2014 Maury, Fagayra rouge – 28.00€
Apparently Fagayra means resistant in Arab, and Moors were of course in the region in the 8th century. Or it could mean fougères or heather, but there is not much of that in the area. 2008 was their first vintage of this cuvée, and as a Maury it has to be vinified in Maury. Grenache noir on calcaire and schist. Red fruit. Very rounded ripe and quite sweet with black and red fruit 16.5⁰ and 88 gm/l of residual sugar. Picked early. Muté sur grains. Indigenous yeast with a slow fermentation for half the wine. Maceration of fruit rather than alcohol. Very fresh; very garrigues.
2013 Maury Grenat, Op Nord – 32.00€
Grenache with 5 – 15% Carignan depending on the vintage. On pure schist. The same vinification as the previous wine, but more concentrated with more depth, but not heavy. A lot of fruit, and the same amount of sugar. The differences come from the soil, rather than from the effect of the addition of Carignan.
Marjorie commented that Maury Sec is doing well, and is seen as a cru of the Côtes du Roussillon Villages. It was indeed one of the villages before obtaining an appellation in its own right. Maury is a great terroir for Vin Doux. There is a risk that Maury Sec will kill Maury Doux. If the best plots are used for Sec, that could weaken the Doux. Will Maury Doux still have the same quality in ten years time? Personally I do sincerely hope so.
2014 Maury Blanc -28.00€
A blend of Grenache Gris and Blanc, with some Macabeo and a little Carignan blanc, which should not be in there, but never mind. Initially picked separately, but now all picked together, depending on the ripening of the earliest variety. Peachy nose and more pineapples on the palate. Fermented in vat – no wood. A mineral note. Some acidity. A salty note. The alcohol is nicely integrated. 108 gms/l residual sugar. The ph drops with concentration.
And then we chatted over a delicious lunch of local charcuterie and a variety of cheeses. Stephane comes from Normandy, which is not known for its wine, and he drank his first wine at the age of 24. Roussillon is a diversity of terroirs, with an equal diversity of vignerons. It is not just vins de soleil. Roussillon has been moving and developing for fifteen years, it really only has 15 years of history.

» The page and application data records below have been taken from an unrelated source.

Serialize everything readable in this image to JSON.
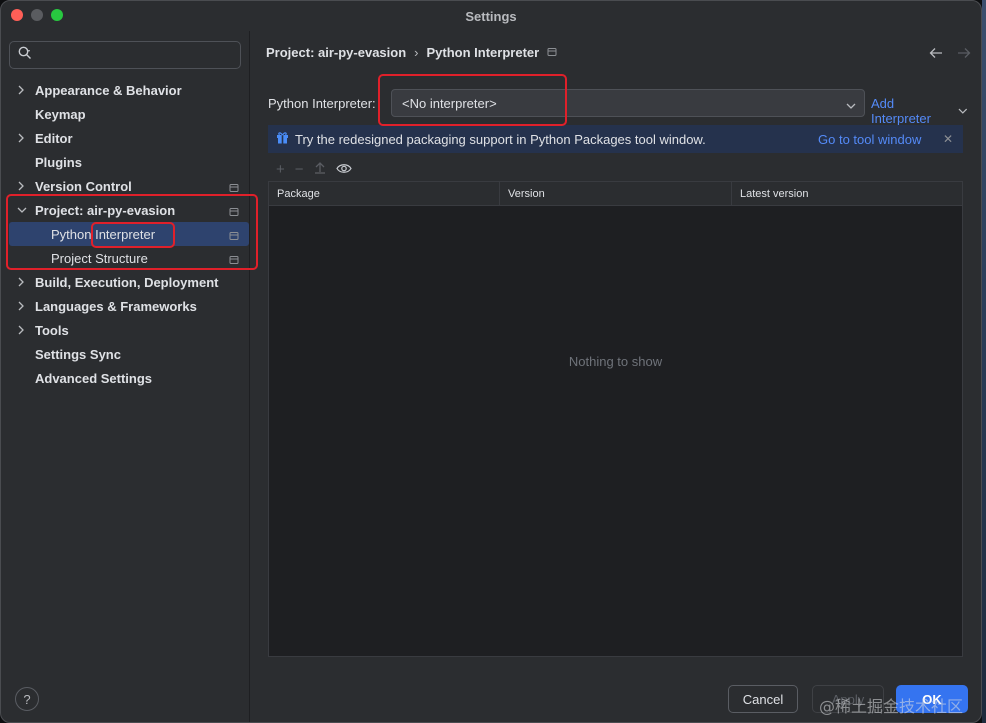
{
  "window": {
    "title": "Settings"
  },
  "sidebar": {
    "search_placeholder": "",
    "items": [
      {
        "label": "Appearance & Behavior",
        "expandable": true,
        "expanded": false,
        "pin": false
      },
      {
        "label": "Keymap",
        "expandable": false,
        "pin": false
      },
      {
        "label": "Editor",
        "expandable": true,
        "expanded": false,
        "pin": false
      },
      {
        "label": "Plugins",
        "expandable": false,
        "pin": false
      },
      {
        "label": "Version Control",
        "expandable": true,
        "expanded": false,
        "pin": true
      },
      {
        "label": "Project: air-py-evasion",
        "expandable": true,
        "expanded": true,
        "pin": true
      },
      {
        "label": "Python Interpreter",
        "child": true,
        "selected": true,
        "pin": true
      },
      {
        "label": "Project Structure",
        "child": true,
        "pin": true
      },
      {
        "label": "Build, Execution, Deployment",
        "expandable": true,
        "expanded": false,
        "pin": false
      },
      {
        "label": "Languages & Frameworks",
        "expandable": true,
        "expanded": false,
        "pin": false
      },
      {
        "label": "Tools",
        "expandable": true,
        "expanded": false,
        "pin": false
      },
      {
        "label": "Settings Sync",
        "expandable": false,
        "pin": false
      },
      {
        "label": "Advanced Settings",
        "expandable": false,
        "pin": false
      }
    ],
    "help_label": "?"
  },
  "main": {
    "breadcrumb": {
      "project": "Project: air-py-evasion",
      "separator": "›",
      "page": "Python Interpreter"
    },
    "interpreter": {
      "label": "Python Interpreter:",
      "value": "<No interpreter>",
      "add_label": "Add Interpreter"
    },
    "banner": {
      "text": "Try the redesigned packaging support in Python Packages tool window.",
      "link": "Go to tool window",
      "close": "✕"
    },
    "table": {
      "columns": [
        "Package",
        "Version",
        "Latest version"
      ],
      "empty_text": "Nothing to show"
    },
    "buttons": {
      "cancel": "Cancel",
      "apply": "Apply",
      "ok": "OK"
    }
  },
  "watermark": "@稀土掘金技术社区",
  "colors": {
    "accent": "#3574f0",
    "link": "#548af7",
    "highlight": "#e0202a",
    "selection": "#2e436e"
  }
}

And we finished with a 1969 Rivesaltes, made before Marjorie was born. They bought the barrels two years ago, one 120 litres and one 225 litres, after tasting them and bottled the wine in November 2014. It was absolutely delicious; I adore this sort of wine and cannot understand why not more of it is drunk. There were dry figs and nuts, with lots of subtle nuances, balanced by a firm biting acidity, a wonderful energetic drink.